And the other thing I find very creative is the camera tests. Because obviously the cinematographer and the director are looking for lighting effects and how will it affect on your skin or the hair with wig color. They’re not looking at you, and I always like to see the camera tests because you can try, try things out.
Did you have any input on what you wore, and what was your favorite look of what you wore?
Oh, gosh, yes, it’s been a Sophie’s Choice moment hasn’t it? Yes, I mean, Sandy’s got very, very strong ideas. I mean, that’s what makes her Sandy Powell. We talked really early on. We started emailing pictures that we found inspiring, lighting references, hat references, drapes, fabrics, and we sort of found this pool of images that we were both drawn to and the big offers that Sandy began to make, which I found really exciting is when she pulled out the color swatches.
Okay, we’re going for chartreuse, we’re going for green, we’re going for hot pink, and we’re gonna mix them all together. Yeah, that was an enormous offer that you take those offers from Sandy.
There was a lot of green—my school uniform was green, so I tend not to wear a lot of green in everyday life—and I call that dress that I wore at the ball, the gherkin, that was my least favorite, but everyone seems to like that one.
I like the blue one. There’s a scene where the stepmother goes to see the archduke, the poppy gloves and a blue hat. It was sort of, I think for memory, it had a bird on it. I mean, the detail in Sandy’s costumes are just extraordinary.
How much input did you have on the script?
***Warning – Spoil Alert***
There’s a sense that actors are sort of puppets that get moved around, but no. I’m always interested in input. My husband’s a writer, and I come from the theater, so I have a great respect for the script. Oftentimes, you know, the line that you want to change is the line that you need to make work, and that once you make that line work, then you’ve actually shifted from yourself.
Without getting too kind of complex, it’s quite a difficult neurolinguistic process to actually make someone else’s words sound like they’re your own. And so the one I find that you may find most difficult to make your own is often the one that will unlock the character. It was really important to me, and it was the case when I first read the script that Cinderella had the final line of the film. And I said to Ken, so it’s a really great message. She comes in and says, ‘Well, I’m not gonna be rescued. If this relationship is gonna work, he has to accept me for who I am,’ which I think is wonderful for young girls to say. I think it’s fantastic. And then there was a line at the end where [the prince] said, ‘Shall we go?’ and she didn’t say anything.
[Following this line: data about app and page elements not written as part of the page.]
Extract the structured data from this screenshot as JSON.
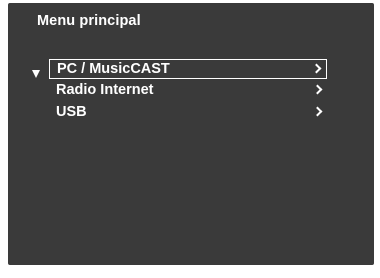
{
  "screen": {
    "title": "Menu principal"
  },
  "menu": {
    "items": [
      {
        "label": "PC / MusicCAST",
        "selected": true,
        "icon": "chevron-right-icon"
      },
      {
        "label": "Radio Internet",
        "selected": false,
        "icon": "chevron-right-icon"
      },
      {
        "label": "USB",
        "selected": false,
        "icon": "chevron-right-icon"
      }
    ],
    "cursor_icon": "triangle-down-icon"
  },
  "colors": {
    "background": "#3a3a3a",
    "text": "#ffffff"
  }
}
And I thought, ‘It’s not his story, it’s her story.’ And so then we added in this sense of forgiveness. ‘I forgive you,’ and I feel like that’s a wonderful conclusion to her superpower. Ella has an incredibly generous spirit and she also closes out the film, which I think is great.
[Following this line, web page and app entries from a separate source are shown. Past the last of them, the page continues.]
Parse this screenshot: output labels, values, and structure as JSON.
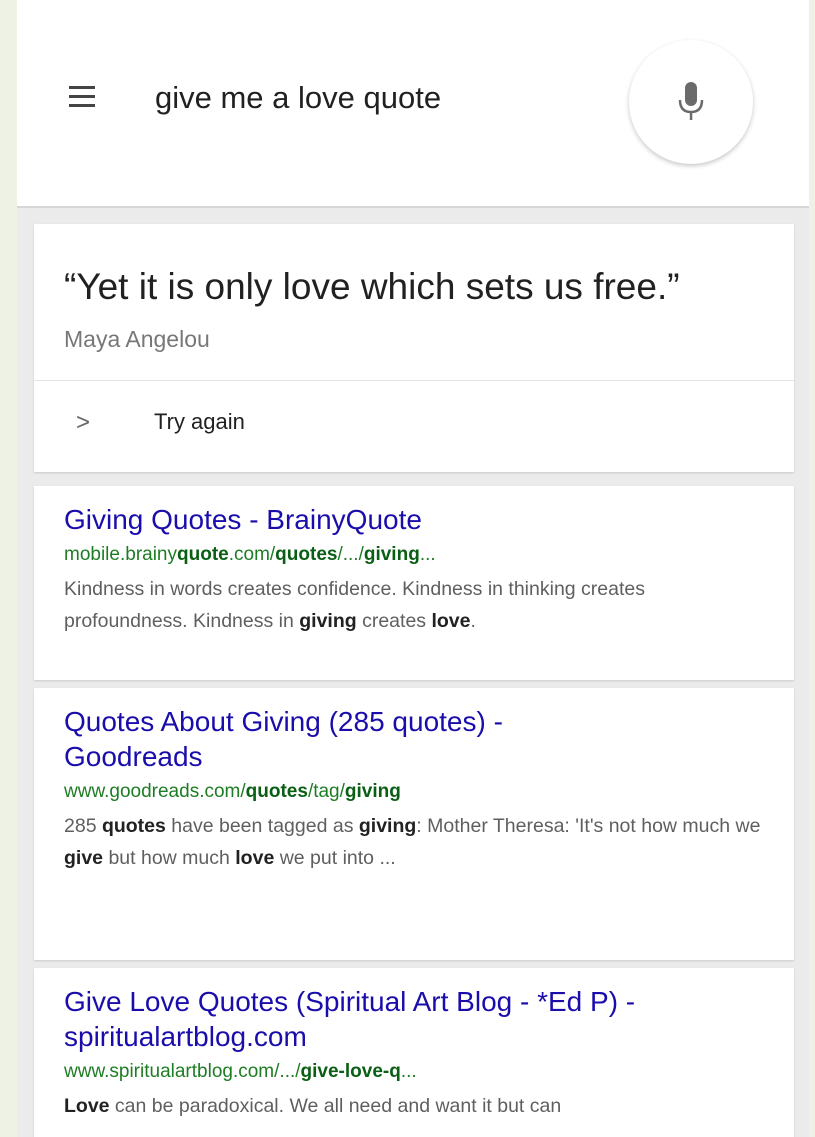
{
  "search": {
    "query": "give me a love quote"
  },
  "answer": {
    "quote": "“Yet it is only love which sets us free.”",
    "author": "Maya Angelou",
    "try_again": "Try again"
  },
  "results": [
    {
      "title": "Giving Quotes - BrainyQuote",
      "url": {
        "p0": "mobile.brainy",
        "p1": "quote",
        "p2": ".com/",
        "p3": "quotes",
        "p4": "/.../",
        "p5": "giving",
        "p6": "..."
      },
      "snippet": {
        "s0": "Kindness in words creates confidence. Kindness in thinking creates profoundness. Kindness in ",
        "s1": "giving",
        "s2": " creates ",
        "s3": "love",
        "s4": "."
      }
    },
    {
      "title_line1": "Quotes About Giving (285 quotes) -",
      "title_line2": "Goodreads",
      "url": {
        "p0": "www.goodreads.com/",
        "p1": "quotes",
        "p2": "/tag/",
        "p3": "giving"
      },
      "snippet": {
        "s0": "285 ",
        "s1": "quotes",
        "s2": " have been tagged as ",
        "s3": "giving",
        "s4": ": Mother Theresa: 'It's not how much we ",
        "s5": "give",
        "s6": " but how much ",
        "s7": "love",
        "s8": " we put into ..."
      }
    },
    {
      "title_line1": "Give Love Quotes (Spiritual Art Blog - *Ed P) -",
      "title_line2": "spiritualartblog.com",
      "url": {
        "p0": "www.spiritualartblog.com/.../",
        "p1": "give-love-q",
        "p2": "..."
      },
      "snippet": {
        "s0": "Love",
        "s1": " can be paradoxical. We all need and want it but can"
      }
    }
  ]
}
Where did you draw the inspiration for that laugh in the movie? I found that very iconic.
Well, I was mucking around with a friend of mine on set and we were talking about what makes people ugly. I said it’s interesting, you can go out with somebody and think, ‘Oh my gosh, you’re so attractive,’ and then he or she eats, and you think, ‘Oh my god, you’re a pig.’ Or, someone is amazing and you think, ‘Your politics are reprehensible,’ or there’s something about them will give them away, and I said we were talking about dirty laughs.
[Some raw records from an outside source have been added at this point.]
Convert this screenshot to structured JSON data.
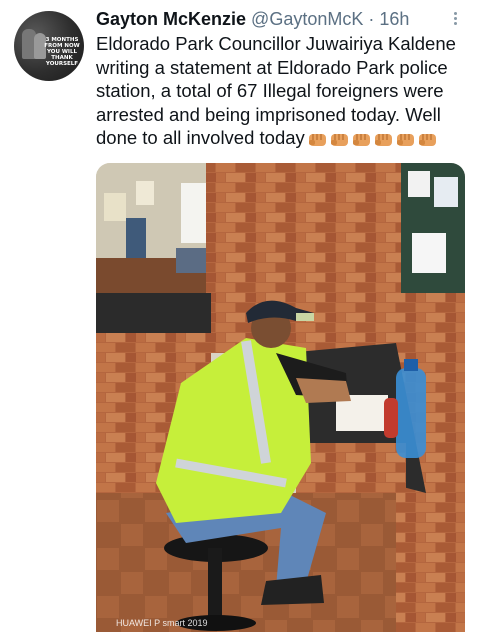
{
  "tweet": {
    "author_name": "Gayton McKenzie",
    "handle": "@GaytonMcK",
    "separator": "·",
    "time": "16h",
    "text": "Eldorado Park Councillor Juwairiya Kaldene writing a statement at Eldorado Park police station, a total of 67 Illegal foreigners were arrested and being imprisoned today. Well done to all involved today",
    "emoji": [
      "raised-fist-icon",
      "raised-fist-icon",
      "raised-fist-icon",
      "raised-fist-icon",
      "raised-fist-icon",
      "raised-fist-icon"
    ]
  },
  "avatar": {
    "text": "3 MONTHS FROM NOW YOU WILL THANK YOURSELF"
  },
  "media": {
    "watermark": "HUAWEI P smart 2019"
  },
  "colors": {
    "text": "#0f1419",
    "secondary": "#5b7083",
    "vest": "#c6ef3a",
    "brick": "#b0603a"
  }
}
And so I just did it, and she laughed, and there is the gambling scene, and I laughed, and Ken’s face was so revolted. He was really worried. He said, ‘You’re not gonna do that, are you?’ And I said, ‘Oh yes I am, now.’ I think his reaction made me wanna keep it. [Lady Tremaine’s] got exquisite dresses, perfect makeup, and then she opens her mouth and that comes out. And so I thought that that was a bit of a red flag about what was to come.